This initial session will provide a background on XML, text encoding, and the use of the <oXygen/> editor we'll be using in class. Anyone who is unfamiliar with XML, has never done any text encoding before, or feels they need a little extra background, should attend this session. This session is optional for anyone who is already familiar with XML. Anyone who is not familiar with the <oXygen/> editor should either attend this session or do the following simple exercise here.
Basic structural concepts: elements, attributes, encoding languages
Basic concepts of schemas and validation
Introduction to using oXygen
The session is scheduled to run until 8:00 pm.
Who we are, what we do
Sketch of what we're going to do in the course
What is descriptive markup?
Scope of the TEI, types of documents and approaches
Interchange, problems, tradeoffs
Questions and discussion
Basics of TEI encoding: prose, verse, drama, letters.
Hands-on exercises with a set of simple documents to practice basic encoding: prose, poetry, drama, letters
What is document analysis?
Things that affect your encoding decisions: project type, funding, staffing, subject area, projected usage
Hands-on sample document analysis using participants' documents or samples provided
Rendition and issues of presentational markup (slides)
Transcription of primary sources: additions, errors, unclear text, page breaks and physical book structure (slides)
Overlapping features (slides)
Other topics as time permits
Use participants' own documents: set up basic document skeletons and metadata, focusing on the header. Get a valid and complete header for everyone by noon.
Focus on more detailed markup: exploration and discussion of more advanced encoding topics that arise from the hands-on
Issues of modularity and extensibility
How to use Roma to build a TEI schema and reference documentation

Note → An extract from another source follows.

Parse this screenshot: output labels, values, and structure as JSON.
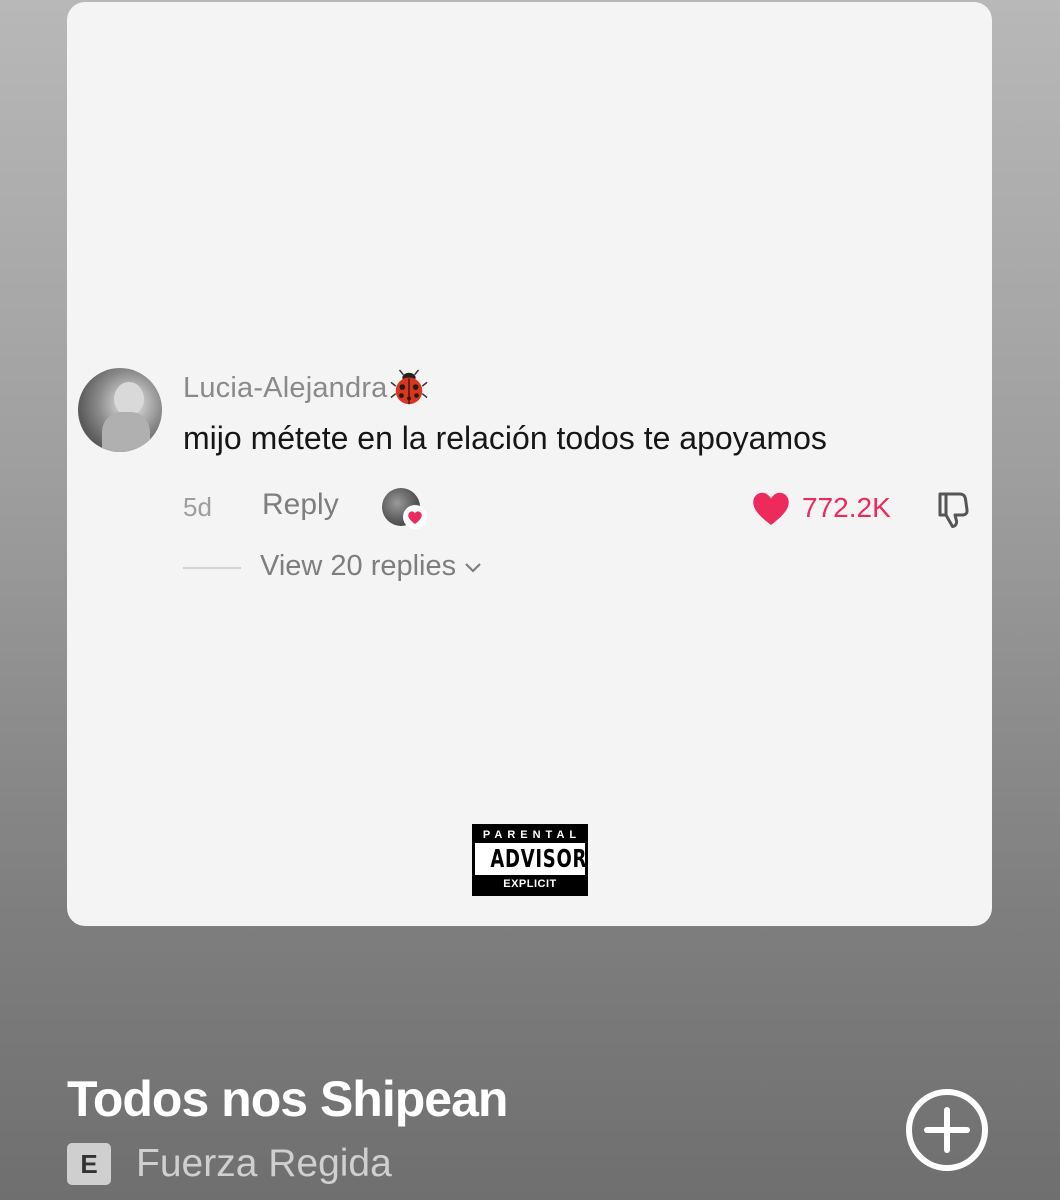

Basic CSS (slides)
Basic XSLT: demonstrate basic use of an XSLT stylesheet to convert from TEI Lite to HTML
Some TEI publishing tools: Philologic, TEIPublisher